Firstly, the residential nil-rate tax threshold is increased from £125,000 to £250,000. This will result in SDLT savings of £2,500 on homes costing £250,000 or more.

In addition, the nil-rate threshold for First Time Buyers’ Relief is increased from £300,000 to £425,000 and the maximum amount that an individual can pay while remaining eligible for First Time Buyers’ Relief is increased to £625,000. There is therefore a maximum additional benefit of £6,250 for purchases exceeding £425,000 but not exceeding £625,000 and a maximum potential competitive advantage over non-first time buyers of £8,750.

The existing 3% additional dwelling supplement for buyers of second homes, corporate buyers and other property investors will remain.
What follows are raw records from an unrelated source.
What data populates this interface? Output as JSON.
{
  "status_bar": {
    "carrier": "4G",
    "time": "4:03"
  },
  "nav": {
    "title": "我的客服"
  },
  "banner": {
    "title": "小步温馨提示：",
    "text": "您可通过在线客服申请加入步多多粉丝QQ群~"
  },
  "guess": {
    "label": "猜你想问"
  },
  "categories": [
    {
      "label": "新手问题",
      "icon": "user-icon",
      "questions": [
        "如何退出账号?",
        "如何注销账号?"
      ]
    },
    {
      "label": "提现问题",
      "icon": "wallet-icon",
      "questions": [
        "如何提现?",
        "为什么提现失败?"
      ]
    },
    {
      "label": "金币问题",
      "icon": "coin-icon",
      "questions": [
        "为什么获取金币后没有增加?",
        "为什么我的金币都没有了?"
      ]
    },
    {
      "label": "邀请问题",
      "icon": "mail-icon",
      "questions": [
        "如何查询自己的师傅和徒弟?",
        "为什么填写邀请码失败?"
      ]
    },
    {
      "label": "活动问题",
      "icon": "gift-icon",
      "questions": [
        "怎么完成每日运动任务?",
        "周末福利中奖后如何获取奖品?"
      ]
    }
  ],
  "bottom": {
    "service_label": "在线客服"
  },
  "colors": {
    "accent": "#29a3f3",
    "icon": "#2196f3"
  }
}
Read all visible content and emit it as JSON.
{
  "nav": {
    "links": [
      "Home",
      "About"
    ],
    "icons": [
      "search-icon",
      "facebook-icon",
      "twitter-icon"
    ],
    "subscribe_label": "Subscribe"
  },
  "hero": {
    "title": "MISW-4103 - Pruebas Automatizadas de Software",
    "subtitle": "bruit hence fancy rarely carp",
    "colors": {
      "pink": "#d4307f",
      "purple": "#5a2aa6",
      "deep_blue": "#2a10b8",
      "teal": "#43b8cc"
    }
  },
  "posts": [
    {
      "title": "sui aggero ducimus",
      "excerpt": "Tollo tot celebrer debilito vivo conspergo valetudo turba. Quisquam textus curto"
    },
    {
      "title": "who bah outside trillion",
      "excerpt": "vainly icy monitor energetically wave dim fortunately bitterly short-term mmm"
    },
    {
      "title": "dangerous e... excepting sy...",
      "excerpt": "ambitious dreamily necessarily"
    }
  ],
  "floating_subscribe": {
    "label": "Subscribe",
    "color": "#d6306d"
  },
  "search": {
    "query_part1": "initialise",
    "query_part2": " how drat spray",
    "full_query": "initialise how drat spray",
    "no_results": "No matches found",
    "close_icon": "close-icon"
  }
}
Further, the additional 2% foreign buyers surcharge has applied to residential property acquisitions since April 2021 and will also remain.
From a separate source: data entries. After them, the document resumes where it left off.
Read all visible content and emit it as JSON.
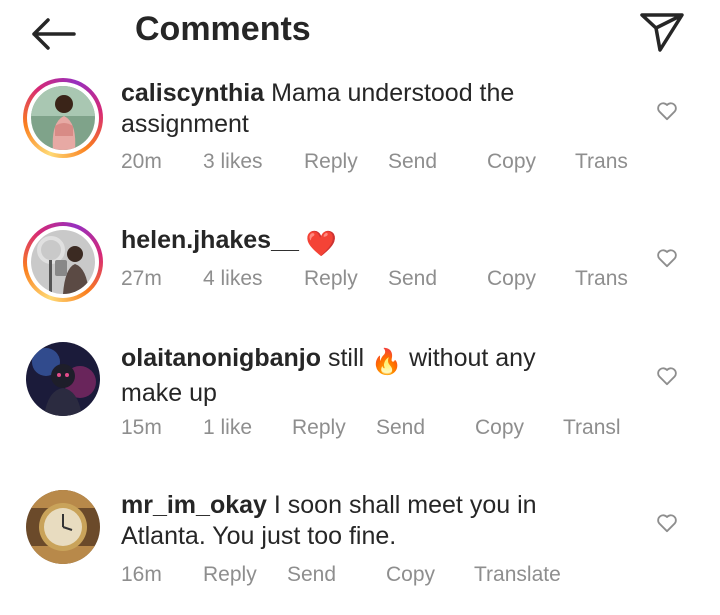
{
  "header": {
    "title": "Comments",
    "back_icon": "arrow-left-icon",
    "send_icon": "paper-plane-icon"
  },
  "comments": [
    {
      "username": "caliscynthia",
      "text": "Mama understood the assignment",
      "emoji": "",
      "time": "20m",
      "likes": "3 likes",
      "actions": {
        "reply": "Reply",
        "send": "Send",
        "copy": "Copy",
        "translate": "Trans"
      }
    },
    {
      "username": "helen.jhakes__",
      "text": "",
      "emoji": "❤️",
      "time": "27m",
      "likes": "4 likes",
      "actions": {
        "reply": "Reply",
        "send": "Send",
        "copy": "Copy",
        "translate": "Trans"
      }
    },
    {
      "username": "olaitanonigbanjo",
      "text_before": "still",
      "emoji": "🔥",
      "text_after": "without any make up",
      "time": "15m",
      "likes": "1 like",
      "actions": {
        "reply": "Reply",
        "send": "Send",
        "copy": "Copy",
        "translate": "Transl"
      }
    },
    {
      "username": "mr_im_okay",
      "text": "I soon shall meet you in Atlanta. You just too fine.",
      "time": "16m",
      "actions": {
        "reply": "Reply",
        "send": "Send",
        "copy": "Copy",
        "translate": "Translate"
      }
    }
  ],
  "colors": {
    "text": "#262626",
    "meta": "#8e8e8e",
    "heart_red": "#ed4956",
    "ring_start": "#feda75",
    "ring_end": "#962fbf"
  }
}
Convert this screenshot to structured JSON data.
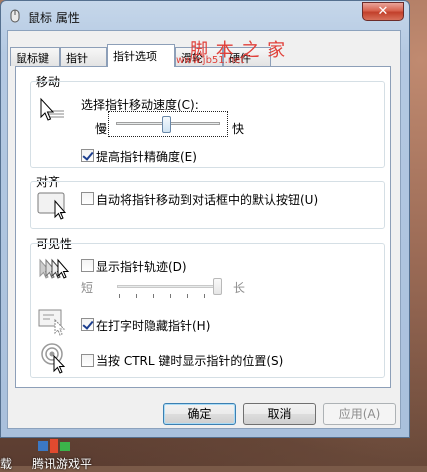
{
  "window": {
    "title": "鼠标 属性",
    "close_label": "✕"
  },
  "tabs": [
    {
      "label": "鼠标键"
    },
    {
      "label": "指针"
    },
    {
      "label": "指针选项"
    },
    {
      "label": "滑轮"
    },
    {
      "label": "硬件"
    }
  ],
  "watermark": {
    "line1": "脚 本 之 家",
    "line2": "www.jb51.net"
  },
  "motion": {
    "group_label": "移动",
    "speed_label": "选择指针移动速度(C):",
    "slow_label": "慢",
    "fast_label": "快",
    "speed_fraction": 0.5,
    "precision_label": "提高指针精确度(E)",
    "precision_checked": true
  },
  "snap": {
    "group_label": "对齐",
    "snap_label": "自动将指针移动到对话框中的默认按钮(U)",
    "snap_checked": false
  },
  "visibility": {
    "group_label": "可见性",
    "trails_label": "显示指针轨迹(D)",
    "trails_checked": false,
    "short_label": "短",
    "long_label": "长",
    "trails_fraction": 1.0,
    "hide_label": "在打字时隐藏指针(H)",
    "hide_checked": true,
    "ctrl_label": "当按 CTRL 键时显示指针的位置(S)",
    "ctrl_checked": false
  },
  "buttons": {
    "ok": "确定",
    "cancel": "取消",
    "apply": "应用(A)"
  },
  "taskbar": {
    "item1": "载",
    "item2": "腾讯游戏平"
  }
}
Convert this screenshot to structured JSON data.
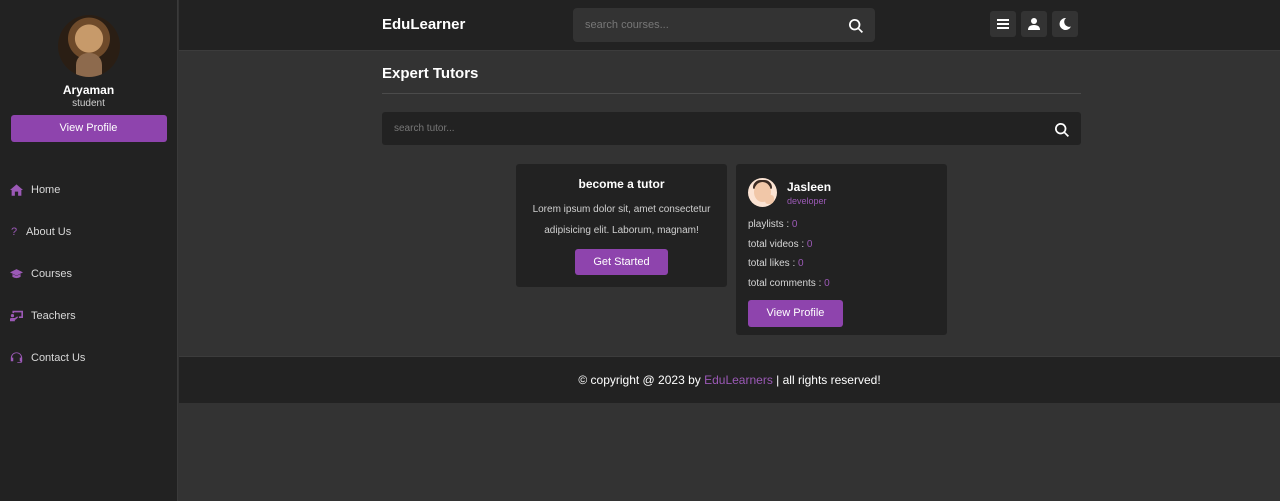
{
  "header": {
    "brand": "EduLearner",
    "search_placeholder": "search courses...",
    "buttons": [
      "menu-icon",
      "user-icon",
      "moon-icon"
    ]
  },
  "sidebar": {
    "user_name": "Aryaman",
    "user_role": "student",
    "view_profile_label": "View Profile",
    "items": [
      {
        "label": "Home",
        "icon": "home-icon"
      },
      {
        "label": "About Us",
        "icon": "question-icon"
      },
      {
        "label": "Courses",
        "icon": "graduation-cap-icon"
      },
      {
        "label": "Teachers",
        "icon": "chalkboard-teacher-icon"
      },
      {
        "label": "Contact Us",
        "icon": "headset-icon"
      }
    ]
  },
  "main": {
    "heading": "Expert Tutors",
    "tutor_search_placeholder": "search tutor...",
    "become_card": {
      "title": "become a tutor",
      "text": "Lorem ipsum dolor sit, amet consectetur adipisicing elit. Laborum, magnam!",
      "button": "Get Started"
    },
    "tutor_card": {
      "name": "Jasleen",
      "role": "developer",
      "stats": [
        {
          "label": "playlists : ",
          "value": "0"
        },
        {
          "label": "total videos : ",
          "value": "0"
        },
        {
          "label": "total likes : ",
          "value": "0"
        },
        {
          "label": "total comments : ",
          "value": "0"
        }
      ],
      "button": "View Profile"
    }
  },
  "footer": {
    "prefix": "© copyright @ 2023 by ",
    "brand": "EduLearners",
    "suffix": " | all rights reserved!"
  },
  "colors": {
    "accent": "#8e44ad",
    "accent_text": "#9b59b6",
    "panel": "#222222",
    "background": "#333333"
  }
}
For bulk residential transactions, the purchaser can treat the transaction as non-residential and therefore subject to non-residential rates, or can treat as residential and claim multiple dwellings relief (MDR - where the mean average dwelling price is used to calculate the SDLT due) if this gives a better result. Following the increase in the nil rate band, the maximum average dwelling price at which multiple dwellings relief provides a more favourable outcome than applying the 5% commercial rate has increased from c.£335,000 to c.£415,000. 

The government has also announced that it will introduce Investment Zones across the UK which will benefit from tax incentives, including full SDLT exemption on land in English and Northern Irish Investment Zones bought by businesses for commercial or residential development. The locations and timing are yet to be finalised, although the English regions being discussed are listed here

If you would like to discuss this further, please get in touch with Michael Hope or your usual PwC Stamp Taxes contact.